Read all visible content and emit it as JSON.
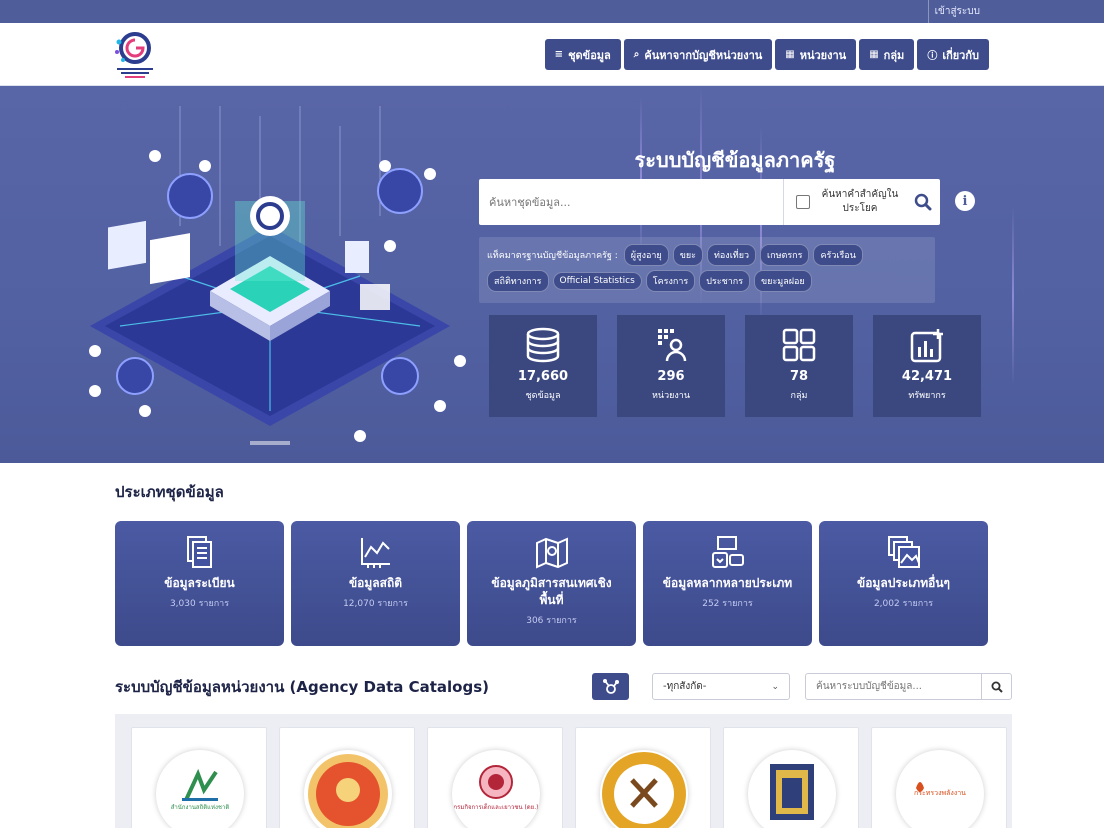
{
  "topbar": {
    "login": "เข้าสู่ระบบ"
  },
  "nav": [
    {
      "icon": "database-icon",
      "glyph": "≡",
      "label": "ชุดข้อมูล"
    },
    {
      "icon": "search-icon",
      "glyph": "⌕",
      "label": "ค้นหาจากบัญชีหน่วยงาน"
    },
    {
      "icon": "building-icon",
      "glyph": "▦",
      "label": "หน่วยงาน"
    },
    {
      "icon": "grid-icon",
      "glyph": "▦",
      "label": "กลุ่ม"
    },
    {
      "icon": "info-icon",
      "glyph": "ⓘ",
      "label": "เกี่ยวกับ"
    }
  ],
  "hero": {
    "title": "ระบบบัญชีข้อมูลภาครัฐ",
    "search_placeholder": "ค้นหาชุดข้อมูล...",
    "search_option": "ค้นหาคำสำคัญใน ประโยค",
    "tags_label": "แท็คมาตรฐานบัญชีข้อมูลภาครัฐ :",
    "tags": [
      "ผู้สูงอายุ",
      "ขยะ",
      "ท่องเที่ยว",
      "เกษตรกร",
      "ครัวเรือน",
      "สถิติทางการ",
      "Official Statistics",
      "โครงการ",
      "ประชากร",
      "ขยะมูลฝอย"
    ]
  },
  "stats": [
    {
      "icon": "database-icon",
      "value": "17,660",
      "label": "ชุดข้อมูล"
    },
    {
      "icon": "agency-icon",
      "value": "296",
      "label": "หน่วยงาน"
    },
    {
      "icon": "group-icon",
      "value": "78",
      "label": "กลุ่ม"
    },
    {
      "icon": "resource-chart-icon",
      "value": "42,471",
      "label": "ทรัพยากร"
    }
  ],
  "categories_section": {
    "title": "ประเภทชุดข้อมูล",
    "items": [
      {
        "icon": "document-icon",
        "name": "ข้อมูลระเบียน",
        "count": "3,030 รายการ"
      },
      {
        "icon": "stats-chart-icon",
        "name": "ข้อมูลสถิติ",
        "count": "12,070 รายการ"
      },
      {
        "icon": "map-icon",
        "name": "ข้อมูลภูมิสารสนเทศเชิงพื้นที่",
        "count": "306 รายการ"
      },
      {
        "icon": "multimedia-icon",
        "name": "ข้อมูลหลากหลายประเภท",
        "count": "252 รายการ"
      },
      {
        "icon": "other-files-icon",
        "name": "ข้อมูลประเภทอื่นๆ",
        "count": "2,002 รายการ"
      }
    ]
  },
  "agency_section": {
    "title": "ระบบบัญชีข้อมูลหน่วยงาน (Agency Data Catalogs)",
    "select_value": "-ทุกสังกัด-",
    "search_placeholder": "ค้นหาระบบบัญชีข้อมูล...",
    "agencies": [
      {
        "logo_text": "สำนักงานสถิติแห่งชาติ",
        "color": "#2f8f4e"
      },
      {
        "logo_text": "",
        "color": "#d6772a"
      },
      {
        "logo_text": "กรมกิจการเด็กและเยาวชน (ดย.)",
        "color": "#b3263a"
      },
      {
        "logo_text": "",
        "color": "#e4a526"
      },
      {
        "logo_text": "",
        "color": "#2e3f7a"
      },
      {
        "logo_text": "กระทรวงพลังงาน",
        "color": "#d9501e"
      }
    ]
  },
  "colors": {
    "primary": "#3e4c8c",
    "hero": "#5261a2"
  }
}
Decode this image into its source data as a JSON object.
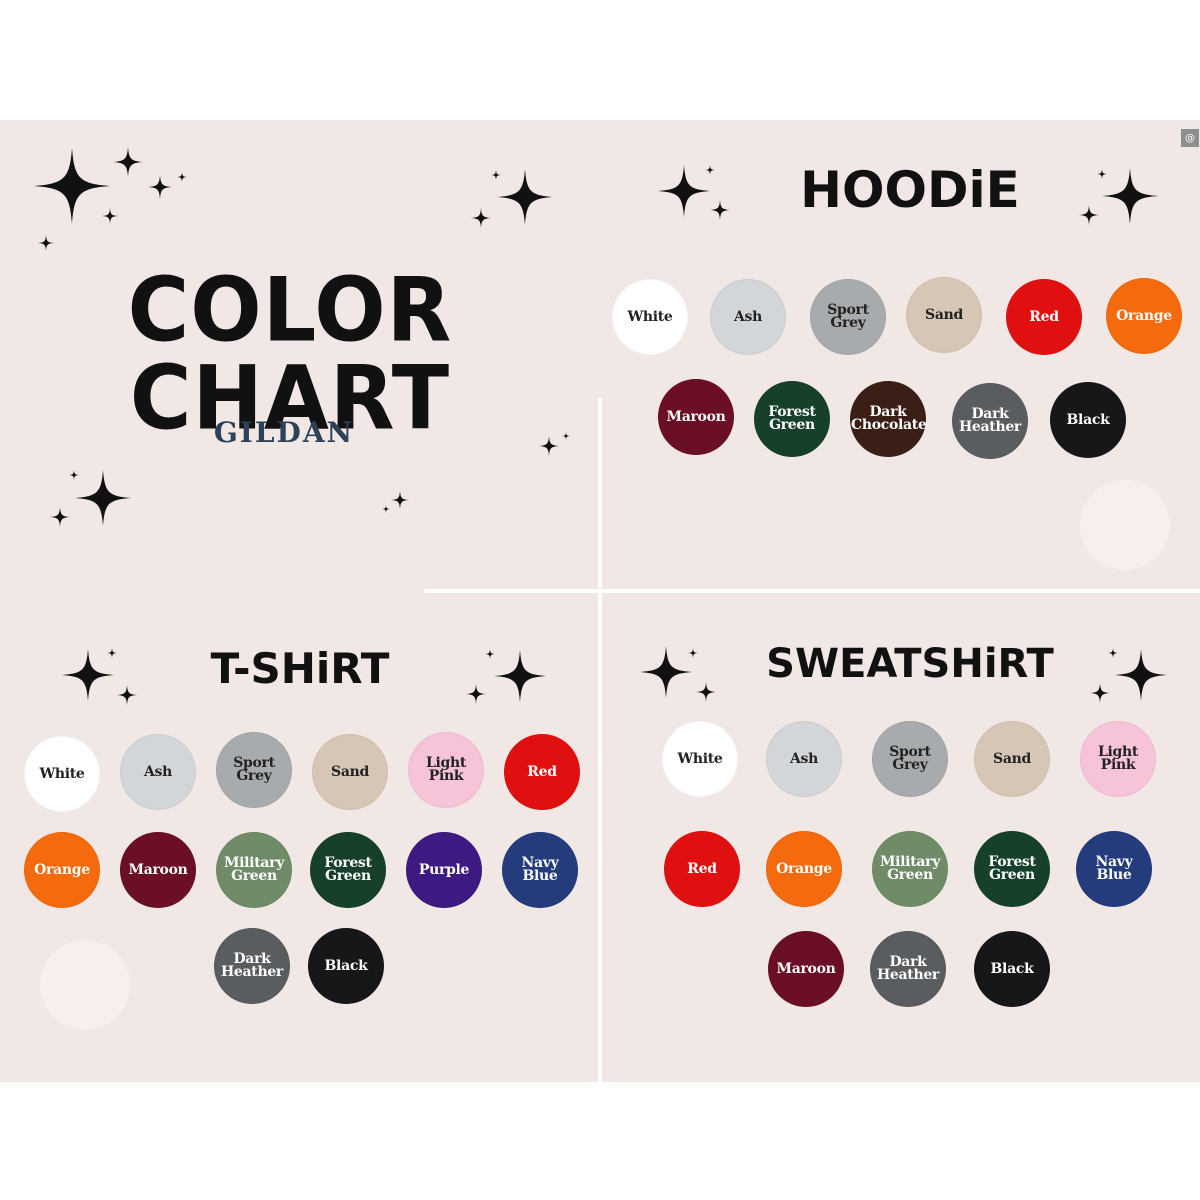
{
  "title": "COLOR CHART",
  "brand": "GILDAN",
  "watermark": "@",
  "colors": {
    "White": "#ffffff",
    "Ash": "#d3d6d8",
    "Sport Grey": "#a8abad",
    "Sand": "#d6c6b6",
    "Red": "#e01010",
    "Orange": "#f56a0c",
    "Maroon": "#6a0f25",
    "Forest Green": "#16402a",
    "Dark Chocolate": "#3b1f17",
    "Dark Heather": "#5a5d60",
    "Black": "#17171a",
    "Light Pink": "#f6c3d9",
    "Military Green": "#6f8b67",
    "Purple": "#3c1a82",
    "Navy Blue": "#243b7c"
  },
  "hoodie": {
    "title": "HOODiE",
    "swatches": [
      {
        "line1": "White",
        "line2": "",
        "color_key": "White"
      },
      {
        "line1": "Ash",
        "line2": "",
        "color_key": "Ash"
      },
      {
        "line1": "Sport",
        "line2": "Grey",
        "color_key": "Sport Grey"
      },
      {
        "line1": "Sand",
        "line2": "",
        "color_key": "Sand"
      },
      {
        "line1": "Red",
        "line2": "",
        "color_key": "Red"
      },
      {
        "line1": "Orange",
        "line2": "",
        "color_key": "Orange"
      },
      {
        "line1": "Maroon",
        "line2": "",
        "color_key": "Maroon"
      },
      {
        "line1": "Forest",
        "line2": "Green",
        "color_key": "Forest Green"
      },
      {
        "line1": "Dark",
        "line2": "Chocolate",
        "color_key": "Dark Chocolate"
      },
      {
        "line1": "Dark",
        "line2": "Heather",
        "color_key": "Dark Heather"
      },
      {
        "line1": "Black",
        "line2": "",
        "color_key": "Black"
      }
    ]
  },
  "tshirt": {
    "title": "T-SHiRT",
    "swatches": [
      {
        "line1": "White",
        "line2": "",
        "color_key": "White"
      },
      {
        "line1": "Ash",
        "line2": "",
        "color_key": "Ash"
      },
      {
        "line1": "Sport",
        "line2": "Grey",
        "color_key": "Sport Grey"
      },
      {
        "line1": "Sand",
        "line2": "",
        "color_key": "Sand"
      },
      {
        "line1": "Light",
        "line2": "Pink",
        "color_key": "Light Pink"
      },
      {
        "line1": "Red",
        "line2": "",
        "color_key": "Red"
      },
      {
        "line1": "Orange",
        "line2": "",
        "color_key": "Orange"
      },
      {
        "line1": "Maroon",
        "line2": "",
        "color_key": "Maroon"
      },
      {
        "line1": "Military",
        "line2": "Green",
        "color_key": "Military Green"
      },
      {
        "line1": "Forest",
        "line2": "Green",
        "color_key": "Forest Green"
      },
      {
        "line1": "Purple",
        "line2": "",
        "color_key": "Purple"
      },
      {
        "line1": "Navy",
        "line2": "Blue",
        "color_key": "Navy Blue"
      },
      {
        "line1": "Dark",
        "line2": "Heather",
        "color_key": "Dark Heather"
      },
      {
        "line1": "Black",
        "line2": "",
        "color_key": "Black"
      }
    ]
  },
  "sweatshirt": {
    "title": "SWEATSHiRT",
    "swatches": [
      {
        "line1": "White",
        "line2": "",
        "color_key": "White"
      },
      {
        "line1": "Ash",
        "line2": "",
        "color_key": "Ash"
      },
      {
        "line1": "Sport",
        "line2": "Grey",
        "color_key": "Sport Grey"
      },
      {
        "line1": "Sand",
        "line2": "",
        "color_key": "Sand"
      },
      {
        "line1": "Light",
        "line2": "Pink",
        "color_key": "Light Pink"
      },
      {
        "line1": "Red",
        "line2": "",
        "color_key": "Red"
      },
      {
        "line1": "Orange",
        "line2": "",
        "color_key": "Orange"
      },
      {
        "line1": "Military",
        "line2": "Green",
        "color_key": "Military Green"
      },
      {
        "line1": "Forest",
        "line2": "Green",
        "color_key": "Forest Green"
      },
      {
        "line1": "Navy",
        "line2": "Blue",
        "color_key": "Navy Blue"
      },
      {
        "line1": "Maroon",
        "line2": "",
        "color_key": "Maroon"
      },
      {
        "line1": "Dark",
        "line2": "Heather",
        "color_key": "Dark Heather"
      },
      {
        "line1": "Black",
        "line2": "",
        "color_key": "Black"
      }
    ]
  }
}
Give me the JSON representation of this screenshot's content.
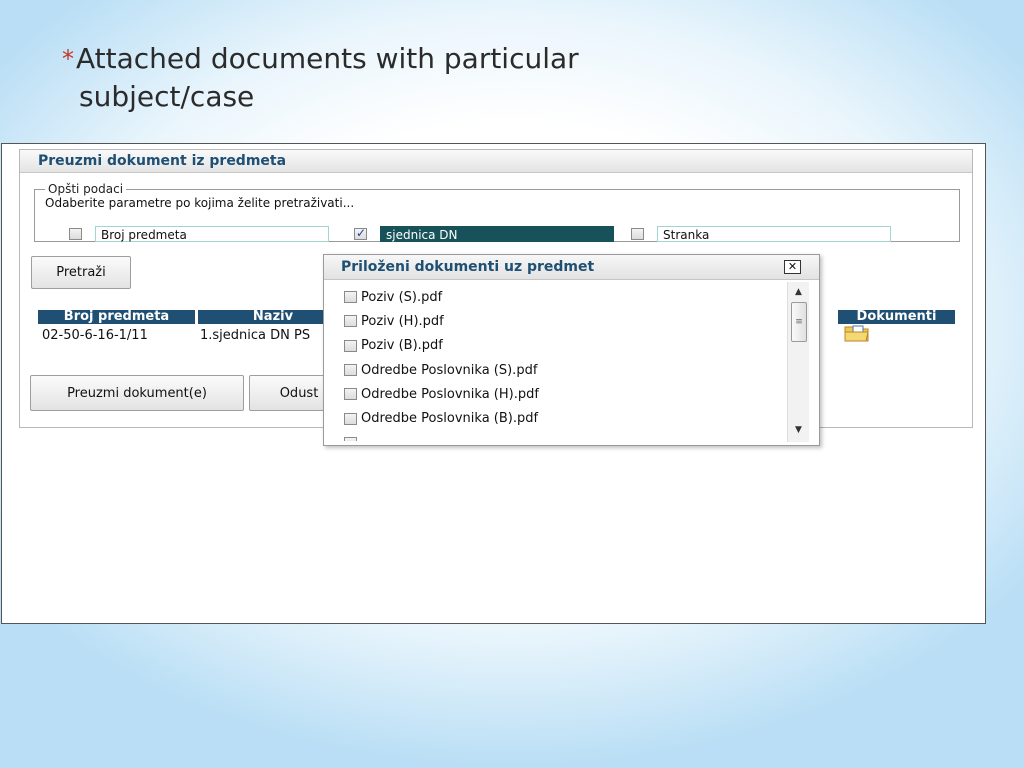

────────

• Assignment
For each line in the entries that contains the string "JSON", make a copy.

• Solution
Read all visible content and emit it as JSON.
Decode this image into its source data as a JSON object.
Give me the JSON representation of this screenshot's content.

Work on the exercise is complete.